I was very honoured this month to receive the Burke Medal for Outstanding Contribution to Public Discourse through the Arts from the College Historical Society (the Hist) in Trinity College Dublin.
The Hist is the world’s oldest undergraduate society, and set the model for debating societies throughout the British Isles and United States; in Oxford, Cambridge, Harvard and Yale.
The College Historical Society was founded in 1770 and it was there that Edmund Burke, Theobald Wolfe Tone and Robert Emmet first made steps into political debate. Bram Stoker, Oscar Wilde and Samuel Beckett, were all former members and medallists.
The Hist is the venue for so many important speeches and debates in Trinity College and has been addressed by Douglas Hyde, Winston Churchill, Archbishop Desmond Tutu and many world renowned figures.
Previous Burke Medal recipients included writers W.B Yeats, Salman Rushdie, Jung Chang and Hilary Mantel and actor Ralph Fiennes.
Standing in Trinity College surrounded by such a history, I was very proud to receive the Edmund Burke Medal. I really enjoyed meeting and talking to the students of Trinity College and members of the Hist. I will always treasure this very special medal and honour.

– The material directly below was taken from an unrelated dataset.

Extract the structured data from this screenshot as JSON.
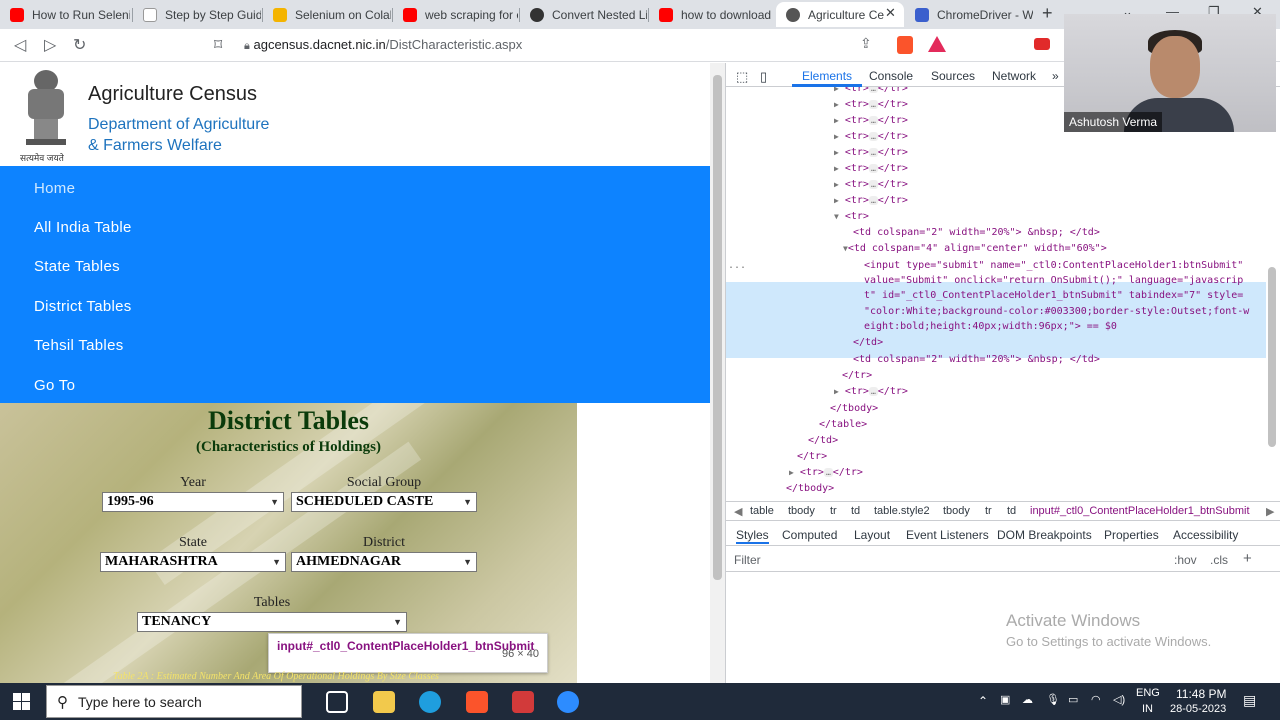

There was more good news at the end of last week when I discovered that my new book, Rebel Sisters, is number one in the Original Fiction bestseller list in Ireland. Thank you so much to all my readers.

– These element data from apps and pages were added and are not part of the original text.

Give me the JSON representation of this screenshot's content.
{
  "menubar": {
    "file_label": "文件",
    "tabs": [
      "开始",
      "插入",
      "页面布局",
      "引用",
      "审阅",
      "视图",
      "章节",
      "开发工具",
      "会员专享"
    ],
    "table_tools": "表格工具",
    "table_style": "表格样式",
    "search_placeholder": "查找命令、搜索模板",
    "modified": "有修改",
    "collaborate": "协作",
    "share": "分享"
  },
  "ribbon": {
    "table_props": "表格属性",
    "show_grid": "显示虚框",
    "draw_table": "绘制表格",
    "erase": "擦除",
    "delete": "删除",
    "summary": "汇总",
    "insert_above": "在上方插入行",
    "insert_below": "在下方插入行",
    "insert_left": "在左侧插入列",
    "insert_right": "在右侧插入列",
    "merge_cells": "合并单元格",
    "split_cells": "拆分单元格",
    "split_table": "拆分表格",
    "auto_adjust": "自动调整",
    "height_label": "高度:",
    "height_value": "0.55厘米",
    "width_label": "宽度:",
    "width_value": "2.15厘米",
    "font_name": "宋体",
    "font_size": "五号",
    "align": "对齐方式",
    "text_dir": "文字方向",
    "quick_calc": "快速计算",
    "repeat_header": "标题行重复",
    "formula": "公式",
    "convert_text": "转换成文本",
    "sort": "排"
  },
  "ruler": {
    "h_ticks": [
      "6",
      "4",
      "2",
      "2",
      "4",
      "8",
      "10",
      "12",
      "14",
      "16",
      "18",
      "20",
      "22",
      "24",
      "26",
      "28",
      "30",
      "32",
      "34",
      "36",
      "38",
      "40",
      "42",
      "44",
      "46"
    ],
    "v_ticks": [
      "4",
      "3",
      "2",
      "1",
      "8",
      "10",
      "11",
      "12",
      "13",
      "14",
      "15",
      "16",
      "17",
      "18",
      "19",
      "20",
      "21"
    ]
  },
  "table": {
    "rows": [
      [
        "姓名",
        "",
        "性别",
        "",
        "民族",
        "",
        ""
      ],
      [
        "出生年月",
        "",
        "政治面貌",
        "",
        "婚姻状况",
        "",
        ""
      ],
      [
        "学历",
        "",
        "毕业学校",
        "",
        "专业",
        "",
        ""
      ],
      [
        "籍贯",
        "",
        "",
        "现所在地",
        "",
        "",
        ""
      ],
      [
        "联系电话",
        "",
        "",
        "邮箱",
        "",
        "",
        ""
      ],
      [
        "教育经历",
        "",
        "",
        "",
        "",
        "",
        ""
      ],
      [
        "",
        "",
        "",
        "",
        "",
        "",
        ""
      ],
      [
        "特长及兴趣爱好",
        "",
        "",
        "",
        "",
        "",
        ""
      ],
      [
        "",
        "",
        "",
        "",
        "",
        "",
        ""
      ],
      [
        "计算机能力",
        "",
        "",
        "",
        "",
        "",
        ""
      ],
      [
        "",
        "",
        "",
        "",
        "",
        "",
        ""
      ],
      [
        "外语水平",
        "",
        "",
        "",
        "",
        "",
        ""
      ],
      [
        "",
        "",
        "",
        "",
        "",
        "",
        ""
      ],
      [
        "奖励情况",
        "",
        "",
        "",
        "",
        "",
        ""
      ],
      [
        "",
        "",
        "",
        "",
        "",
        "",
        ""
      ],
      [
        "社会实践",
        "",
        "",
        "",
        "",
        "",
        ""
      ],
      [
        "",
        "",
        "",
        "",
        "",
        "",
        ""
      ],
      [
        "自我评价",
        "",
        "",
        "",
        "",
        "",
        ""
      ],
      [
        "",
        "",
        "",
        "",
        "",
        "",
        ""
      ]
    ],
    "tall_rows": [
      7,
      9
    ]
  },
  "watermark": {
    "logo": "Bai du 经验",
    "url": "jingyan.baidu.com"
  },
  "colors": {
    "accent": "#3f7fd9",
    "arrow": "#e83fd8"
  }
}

I was very honoured to have my book launch for my big 1916 book, Rebel Sisters, held in Dublin’s National Library on Thursday 4th February 2016.
The library is one of my favourite places and so much of the research for the book was done there, that it was very fitting. Sandra Collins, the Director of the National Library of Ireland was so generous to host the launch and made everyone feel very welcome.
Eoin McHugh, head of Transworld Ireland said more kind words. I was overwhelmed by playwright and author Frank McGuinness’s praise for the book. As Frank read a chapter from Rebel Sisters, he seemed to bring the words to life and held everyone present spellbound.
I was very privileged also that some family members of those that took part in the 1916 Easter Rising also attended.
It was such a very special night with family and friends and some of my fellow writers there too. My agent Caroline Sheldon and editor Francesca Best both came over from London to join in the celebrations.
Gathered in this wonderful, much loved building, surrounded by the National Library’s 1916 Commemoration Display, which included words and photographs of so many of the people that I have written about in the book, was strangely perfect.
I found it all very emotional as my very first book Under the Hawthorn Tree was also launched in the National Library over 25 years ago.
The celebrations and party for Rebel Sisters continued in nearby Davy Byrne’s (it is mentioned in the book).
Thanks you so much to everyone for coming along. It was a wonderful night that this grateful writer will never forget!
It’s the 1st of February and not only am I celebrating St Brigid’s Day and the start of Spring, but also the official publication date for Rebel Sisters, my big 1916 book.
St Brigid’s Day has always been a very special day for me, as it is a celebration of women and all things creative. As my book is about the Gifford sisters and the women of 1916, it sort of seems fitting.
A box of books has arrived from the printers and I find it hard to believe that after all the researching and writing, Rebel Sisters is finally published.
Now I just need to find some rushes and reeds and to make a St Brigid’s Cross…